REQUIRED WORK:
Your response should consist solely of the records, written out exactly.

━━━━━ PROVIDED RECORDS

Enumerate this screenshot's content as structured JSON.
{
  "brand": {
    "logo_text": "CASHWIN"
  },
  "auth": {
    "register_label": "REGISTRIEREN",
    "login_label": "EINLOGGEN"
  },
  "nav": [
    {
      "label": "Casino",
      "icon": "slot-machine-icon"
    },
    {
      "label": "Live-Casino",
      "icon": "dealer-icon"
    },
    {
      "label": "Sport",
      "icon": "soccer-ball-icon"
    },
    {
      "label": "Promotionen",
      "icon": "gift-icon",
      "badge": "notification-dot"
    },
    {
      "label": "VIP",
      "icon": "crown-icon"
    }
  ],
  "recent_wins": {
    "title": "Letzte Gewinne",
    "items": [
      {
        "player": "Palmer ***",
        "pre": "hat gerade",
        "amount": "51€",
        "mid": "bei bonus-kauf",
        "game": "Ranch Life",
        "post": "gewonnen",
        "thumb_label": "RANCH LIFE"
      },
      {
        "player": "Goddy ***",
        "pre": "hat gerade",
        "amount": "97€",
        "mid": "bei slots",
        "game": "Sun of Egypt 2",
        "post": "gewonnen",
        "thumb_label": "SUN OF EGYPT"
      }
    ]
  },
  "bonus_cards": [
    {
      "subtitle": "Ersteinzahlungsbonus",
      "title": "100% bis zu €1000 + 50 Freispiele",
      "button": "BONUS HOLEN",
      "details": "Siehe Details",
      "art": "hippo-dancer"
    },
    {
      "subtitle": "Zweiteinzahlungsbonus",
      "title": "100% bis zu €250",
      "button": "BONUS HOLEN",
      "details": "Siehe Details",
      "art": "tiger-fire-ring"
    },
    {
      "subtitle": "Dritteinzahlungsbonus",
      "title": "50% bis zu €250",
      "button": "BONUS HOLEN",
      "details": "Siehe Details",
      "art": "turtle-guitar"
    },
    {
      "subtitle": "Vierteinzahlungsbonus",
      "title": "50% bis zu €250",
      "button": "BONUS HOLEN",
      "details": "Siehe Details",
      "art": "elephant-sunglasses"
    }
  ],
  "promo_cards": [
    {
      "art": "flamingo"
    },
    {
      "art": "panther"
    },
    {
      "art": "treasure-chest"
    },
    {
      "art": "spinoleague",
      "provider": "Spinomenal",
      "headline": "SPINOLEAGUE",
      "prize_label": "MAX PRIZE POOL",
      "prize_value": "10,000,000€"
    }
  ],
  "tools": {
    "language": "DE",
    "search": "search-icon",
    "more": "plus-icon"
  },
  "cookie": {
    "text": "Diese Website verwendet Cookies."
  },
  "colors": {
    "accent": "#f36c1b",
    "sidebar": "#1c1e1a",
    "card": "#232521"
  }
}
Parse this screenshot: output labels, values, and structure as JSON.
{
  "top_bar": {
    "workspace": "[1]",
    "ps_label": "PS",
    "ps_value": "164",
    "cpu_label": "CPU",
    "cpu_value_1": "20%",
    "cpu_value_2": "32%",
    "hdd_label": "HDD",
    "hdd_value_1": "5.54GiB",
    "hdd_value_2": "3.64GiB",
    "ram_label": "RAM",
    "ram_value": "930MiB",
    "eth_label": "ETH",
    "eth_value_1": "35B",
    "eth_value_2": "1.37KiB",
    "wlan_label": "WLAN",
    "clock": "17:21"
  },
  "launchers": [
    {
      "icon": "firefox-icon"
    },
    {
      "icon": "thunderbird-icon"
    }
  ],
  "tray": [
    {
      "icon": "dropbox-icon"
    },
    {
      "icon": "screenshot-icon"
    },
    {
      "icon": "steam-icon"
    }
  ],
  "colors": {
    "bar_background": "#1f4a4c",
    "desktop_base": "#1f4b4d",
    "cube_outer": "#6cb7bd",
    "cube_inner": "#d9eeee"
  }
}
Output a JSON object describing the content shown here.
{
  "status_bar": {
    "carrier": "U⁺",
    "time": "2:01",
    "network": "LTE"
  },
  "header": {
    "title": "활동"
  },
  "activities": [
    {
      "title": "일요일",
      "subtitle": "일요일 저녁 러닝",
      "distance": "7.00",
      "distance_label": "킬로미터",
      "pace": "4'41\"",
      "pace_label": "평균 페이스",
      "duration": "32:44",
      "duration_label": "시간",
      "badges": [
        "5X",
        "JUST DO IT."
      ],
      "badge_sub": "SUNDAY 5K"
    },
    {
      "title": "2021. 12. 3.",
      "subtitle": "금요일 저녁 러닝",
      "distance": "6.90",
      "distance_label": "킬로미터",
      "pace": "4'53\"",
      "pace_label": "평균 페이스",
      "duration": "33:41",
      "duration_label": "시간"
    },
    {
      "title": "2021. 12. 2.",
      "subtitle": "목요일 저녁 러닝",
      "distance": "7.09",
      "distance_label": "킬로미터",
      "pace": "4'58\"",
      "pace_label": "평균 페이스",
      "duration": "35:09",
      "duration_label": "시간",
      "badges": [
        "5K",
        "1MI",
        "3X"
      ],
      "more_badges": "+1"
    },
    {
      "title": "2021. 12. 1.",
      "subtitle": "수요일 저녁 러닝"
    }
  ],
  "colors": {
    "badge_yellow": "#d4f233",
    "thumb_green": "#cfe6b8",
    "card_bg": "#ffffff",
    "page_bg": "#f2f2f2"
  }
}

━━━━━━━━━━

OUTPUT OF THE TASK:
Enumerate this screenshot's content as structured JSON.
{
  "brand": {
    "logo_text": "CASHWIN"
  },
  "auth": {
    "register_label": "REGISTRIEREN",
    "login_label": "EINLOGGEN"
  },
  "nav": [
    {
      "label": "Casino",
      "icon": "slot-machine-icon"
    },
    {
      "label": "Live-Casino",
      "icon": "dealer-icon"
    },
    {
      "label": "Sport",
      "icon": "soccer-ball-icon"
    },
    {
      "label": "Promotionen",
      "icon": "gift-icon",
      "badge": "notification-dot"
    },
    {
      "label": "VIP",
      "icon": "crown-icon"
    }
  ],
  "recent_wins": {
    "title": "Letzte Gewinne",
    "items": [
      {
        "player": "Palmer ***",
        "pre": "hat gerade",
        "amount": "51€",
        "mid": "bei bonus-kauf",
        "game": "Ranch Life",
        "post": "gewonnen",
        "thumb_label": "RANCH LIFE"
      },
      {
        "player": "Goddy ***",
        "pre": "hat gerade",
        "amount": "97€",
        "mid": "bei slots",
        "game": "Sun of Egypt 2",
        "post": "gewonnen",
        "thumb_label": "SUN OF EGYPT"
      }
    ]
  },
  "bonus_cards": [
    {
      "subtitle": "Ersteinzahlungsbonus",
      "title": "100% bis zu €1000 + 50 Freispiele",
      "button": "BONUS HOLEN",
      "details": "Siehe Details",
      "art": "hippo-dancer"
    },
    {
      "subtitle": "Zweiteinzahlungsbonus",
      "title": "100% bis zu €250",
      "button": "BONUS HOLEN",
      "details": "Siehe Details",
      "art": "tiger-fire-ring"
    },
    {
      "subtitle": "Dritteinzahlungsbonus",
      "title": "50% bis zu €250",
      "button": "BONUS HOLEN",
      "details": "Siehe Details",
      "art": "turtle-guitar"
    },
    {
      "subtitle": "Vierteinzahlungsbonus",
      "title": "50% bis zu €250",
      "button": "BONUS HOLEN",
      "details": "Siehe Details",
      "art": "elephant-sunglasses"
    }
  ],
  "promo_cards": [
    {
      "art": "flamingo"
    },
    {
      "art": "panther"
    },
    {
      "art": "treasure-chest"
    },
    {
      "art": "spinoleague",
      "provider": "Spinomenal",
      "headline": "SPINOLEAGUE",
      "prize_label": "MAX PRIZE POOL",
      "prize_value": "10,000,000€"
    }
  ],
  "tools": {
    "language": "DE",
    "search": "search-icon",
    "more": "plus-icon"
  },
  "cookie": {
    "text": "Diese Website verwendet Cookies."
  },
  "colors": {
    "accent": "#f36c1b",
    "sidebar": "#1c1e1a",
    "card": "#232521"
  }
}
Parse this screenshot: output labels, values, and structure as JSON.
{
  "top_bar": {
    "workspace": "[1]",
    "ps_label": "PS",
    "ps_value": "164",
    "cpu_label": "CPU",
    "cpu_value_1": "20%",
    "cpu_value_2": "32%",
    "hdd_label": "HDD",
    "hdd_value_1": "5.54GiB",
    "hdd_value_2": "3.64GiB",
    "ram_label": "RAM",
    "ram_value": "930MiB",
    "eth_label": "ETH",
    "eth_value_1": "35B",
    "eth_value_2": "1.37KiB",
    "wlan_label": "WLAN",
    "clock": "17:21"
  },
  "launchers": [
    {
      "icon": "firefox-icon"
    },
    {
      "icon": "thunderbird-icon"
    }
  ],
  "tray": [
    {
      "icon": "dropbox-icon"
    },
    {
      "icon": "screenshot-icon"
    },
    {
      "icon": "steam-icon"
    }
  ],
  "colors": {
    "bar_background": "#1f4a4c",
    "desktop_base": "#1f4b4d",
    "cube_outer": "#6cb7bd",
    "cube_inner": "#d9eeee"
  }
}
Output a JSON object describing the content shown here.
{
  "status_bar": {
    "carrier": "U⁺",
    "time": "2:01",
    "network": "LTE"
  },
  "header": {
    "title": "활동"
  },
  "activities": [
    {
      "title": "일요일",
      "subtitle": "일요일 저녁 러닝",
      "distance": "7.00",
      "distance_label": "킬로미터",
      "pace": "4'41\"",
      "pace_label": "평균 페이스",
      "duration": "32:44",
      "duration_label": "시간",
      "badges": [
        "5X",
        "JUST DO IT."
      ],
      "badge_sub": "SUNDAY 5K"
    },
    {
      "title": "2021. 12. 3.",
      "subtitle": "금요일 저녁 러닝",
      "distance": "6.90",
      "distance_label": "킬로미터",
      "pace": "4'53\"",
      "pace_label": "평균 페이스",
      "duration": "33:41",
      "duration_label": "시간"
    },
    {
      "title": "2021. 12. 2.",
      "subtitle": "목요일 저녁 러닝",
      "distance": "7.09",
      "distance_label": "킬로미터",
      "pace": "4'58\"",
      "pace_label": "평균 페이스",
      "duration": "35:09",
      "duration_label": "시간",
      "badges": [
        "5K",
        "1MI",
        "3X"
      ],
      "more_badges": "+1"
    },
    {
      "title": "2021. 12. 1.",
      "subtitle": "수요일 저녁 러닝"
    }
  ],
  "colors": {
    "badge_yellow": "#d4f233",
    "thumb_green": "#cfe6b8",
    "card_bg": "#ffffff",
    "page_bg": "#f2f2f2"
  }
}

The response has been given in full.